“Adding a $1 part to a badge can mean $500 or $1,000” in additional final costs, says badge maker “Zapp,” a hacker who has been building badges since 2015. (Through last year, he developed the “Bender” badge, so-called because the circuit board was shaped like the head of the cynical, homicidal Futurama robot. Bender has fallen afoul of copyright claims; Zapp has developed a new circuit board design for this year’s badge.)
Each of the four #badgelife teams we spoke with for this story said it couldn’t anticipate which badge components would be slapped with an extra tariff—or held up in Customs during the shipping process, delaying production timelines and putting their razor-thin margins at risk.

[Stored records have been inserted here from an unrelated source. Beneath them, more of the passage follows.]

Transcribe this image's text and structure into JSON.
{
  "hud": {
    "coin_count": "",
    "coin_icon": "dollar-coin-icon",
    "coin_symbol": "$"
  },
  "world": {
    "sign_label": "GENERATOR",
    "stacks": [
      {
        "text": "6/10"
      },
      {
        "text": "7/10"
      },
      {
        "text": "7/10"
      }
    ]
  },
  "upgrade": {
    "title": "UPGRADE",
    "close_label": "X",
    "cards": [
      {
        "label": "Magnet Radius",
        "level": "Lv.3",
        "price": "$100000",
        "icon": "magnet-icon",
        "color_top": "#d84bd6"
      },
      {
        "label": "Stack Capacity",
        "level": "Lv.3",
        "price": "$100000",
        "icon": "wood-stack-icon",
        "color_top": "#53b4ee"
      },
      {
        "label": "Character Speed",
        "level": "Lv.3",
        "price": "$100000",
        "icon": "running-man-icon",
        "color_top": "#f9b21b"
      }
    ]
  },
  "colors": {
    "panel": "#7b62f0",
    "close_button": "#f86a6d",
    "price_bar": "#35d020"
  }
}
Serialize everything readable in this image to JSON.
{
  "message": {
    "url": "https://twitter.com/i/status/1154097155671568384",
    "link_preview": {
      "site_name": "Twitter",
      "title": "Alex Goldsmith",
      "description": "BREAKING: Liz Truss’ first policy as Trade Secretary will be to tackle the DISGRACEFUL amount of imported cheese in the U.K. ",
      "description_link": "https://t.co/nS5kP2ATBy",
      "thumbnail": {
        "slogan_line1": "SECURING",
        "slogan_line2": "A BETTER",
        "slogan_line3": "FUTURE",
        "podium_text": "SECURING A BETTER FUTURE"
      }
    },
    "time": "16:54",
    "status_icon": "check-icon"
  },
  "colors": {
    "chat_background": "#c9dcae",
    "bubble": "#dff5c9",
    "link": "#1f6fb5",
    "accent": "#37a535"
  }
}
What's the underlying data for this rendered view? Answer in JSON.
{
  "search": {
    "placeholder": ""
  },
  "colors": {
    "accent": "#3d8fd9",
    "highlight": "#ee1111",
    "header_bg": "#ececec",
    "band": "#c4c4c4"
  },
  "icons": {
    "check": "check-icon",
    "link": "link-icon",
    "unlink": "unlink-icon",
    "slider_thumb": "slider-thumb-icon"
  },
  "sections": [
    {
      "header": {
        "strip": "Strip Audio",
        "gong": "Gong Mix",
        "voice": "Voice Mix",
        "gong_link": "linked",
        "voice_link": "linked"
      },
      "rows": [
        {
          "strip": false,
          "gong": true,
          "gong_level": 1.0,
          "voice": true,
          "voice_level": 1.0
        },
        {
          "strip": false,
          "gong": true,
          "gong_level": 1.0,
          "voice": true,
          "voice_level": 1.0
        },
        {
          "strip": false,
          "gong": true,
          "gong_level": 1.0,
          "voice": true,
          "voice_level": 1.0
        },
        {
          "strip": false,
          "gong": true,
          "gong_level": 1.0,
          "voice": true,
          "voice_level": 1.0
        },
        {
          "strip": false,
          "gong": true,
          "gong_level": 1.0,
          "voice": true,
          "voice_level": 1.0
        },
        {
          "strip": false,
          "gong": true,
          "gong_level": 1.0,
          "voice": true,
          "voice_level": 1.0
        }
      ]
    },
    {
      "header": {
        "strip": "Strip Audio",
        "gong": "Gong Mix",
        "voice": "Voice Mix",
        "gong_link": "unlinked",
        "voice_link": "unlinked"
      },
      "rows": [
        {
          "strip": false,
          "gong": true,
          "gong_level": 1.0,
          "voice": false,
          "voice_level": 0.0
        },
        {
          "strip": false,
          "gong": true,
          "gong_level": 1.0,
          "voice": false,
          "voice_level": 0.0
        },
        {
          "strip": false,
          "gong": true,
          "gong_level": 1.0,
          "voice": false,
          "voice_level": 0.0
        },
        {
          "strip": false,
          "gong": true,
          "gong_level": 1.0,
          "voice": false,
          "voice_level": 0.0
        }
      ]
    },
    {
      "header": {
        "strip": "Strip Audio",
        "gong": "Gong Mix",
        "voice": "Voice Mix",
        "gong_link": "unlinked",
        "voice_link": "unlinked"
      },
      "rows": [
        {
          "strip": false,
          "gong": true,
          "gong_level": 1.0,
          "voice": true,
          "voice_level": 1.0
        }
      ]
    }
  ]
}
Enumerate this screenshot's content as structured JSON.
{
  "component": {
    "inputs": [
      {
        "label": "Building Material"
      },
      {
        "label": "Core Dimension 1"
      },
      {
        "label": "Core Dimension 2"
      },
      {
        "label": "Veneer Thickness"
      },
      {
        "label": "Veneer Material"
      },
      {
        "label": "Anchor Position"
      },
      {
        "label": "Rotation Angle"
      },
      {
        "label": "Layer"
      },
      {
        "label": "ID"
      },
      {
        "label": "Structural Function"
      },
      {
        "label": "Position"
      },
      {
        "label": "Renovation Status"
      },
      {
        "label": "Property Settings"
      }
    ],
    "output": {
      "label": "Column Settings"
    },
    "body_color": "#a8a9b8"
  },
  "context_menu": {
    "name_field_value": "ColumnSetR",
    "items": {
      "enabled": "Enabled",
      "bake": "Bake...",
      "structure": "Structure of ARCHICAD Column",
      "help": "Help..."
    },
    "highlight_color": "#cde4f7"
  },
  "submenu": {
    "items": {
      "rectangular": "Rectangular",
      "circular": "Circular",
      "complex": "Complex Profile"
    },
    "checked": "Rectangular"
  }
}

George Louthan, who designs the badge for the DefCon LGBTQ+ social group QueerCon, says the tariffs have taken a big chunk out of the group’s fundraising efforts. “The threat of unpredictability in moving goods across the border, to us, is a bigger threat than import duties,” he says. “It’s made it much more expensive to do this.”
But in developing QueerCon’s badge this year, Louthan found some intriguing familiarity in the complexity of the tariff codes.
“If you read the descriptions for various HTS [Harmonized Tariff Schedule] codes, they read like a Choose Your [Own] Adventure decision tree,” he says. “They read like code. I don’t know if it’s dangerous for the administration to suddenly educate hackers about trade policy, but it’s something that hackers might take to more than they expect.”
The impact of Trump’s tariffs has been detrimental to U.S. businesses and consumers, experts say, and the latest round of tariffs, announced on August 1, are expected to intensify the situation. A May 2019 analysis by CNBC concluded that the tariffs in total amount to one of the largest tax increases on U.S. consumers since 1993, costing the average U.S. household $831 per year.
Testimony by tech company representatives in Washington, D.C., given in May to the U.S. Trade Representative, portrays a uniformly negative reaction to the tariffs.
“The imposition and increasing of tariffs both in round three and now in round four has created significant business uncertainty for iRobot, as a small cap publicly traded company. As a result, iRobot will not be able to increase its research and development spending, preventing it from hiring more well-paid, highly skilled American workers,” testified Colin Angle, co-founder of Massachusetts-based iRobot.
“Element is the only remaining American TV factory. We’re doing exactly what the [Trump] administration is asking of American companies. We alone are fighting to re-shore and grow an industry that left America decades ago. Yet, if the administration proceeds to implement a List 4 tariff on LCD panels and mainboards, Element will be forced to permanently shut down its U.S. factory and move production offshore,” wrote David Baer, general counsel for Element Electronics.
In real dollars, think of the impact like this: If Apple didn’t have so much cash on hand, JPMorgan Chase estimates that the company would have to raise iPhone prices by more than $100 to offset the tariffs. And it still may raise prices on its phones due to the tariffs.
“If China can’t sell to America, it can sell to South Korea and do a middle man without the tariffs involved. The longer the trade war lasts, the more these intermediaries will grow, like veins after a heart attack,” says Craig Medlen, professor of economics at Silicon Valley’s Menlo College.
“If we were able to replace everything from China in the U.S., I’d have no problem buying it here,” Adams notes, though he acknowledges that building that infrastructure is years away—if at all. “Tacking on any more tariffs would have killed us.”
And at least in the short term, manufacturers of all sizes can bet on one thing: More tariffs are due in September.
Update on August 8 at 8:35 a.m. PDT: Added comment from DefCon.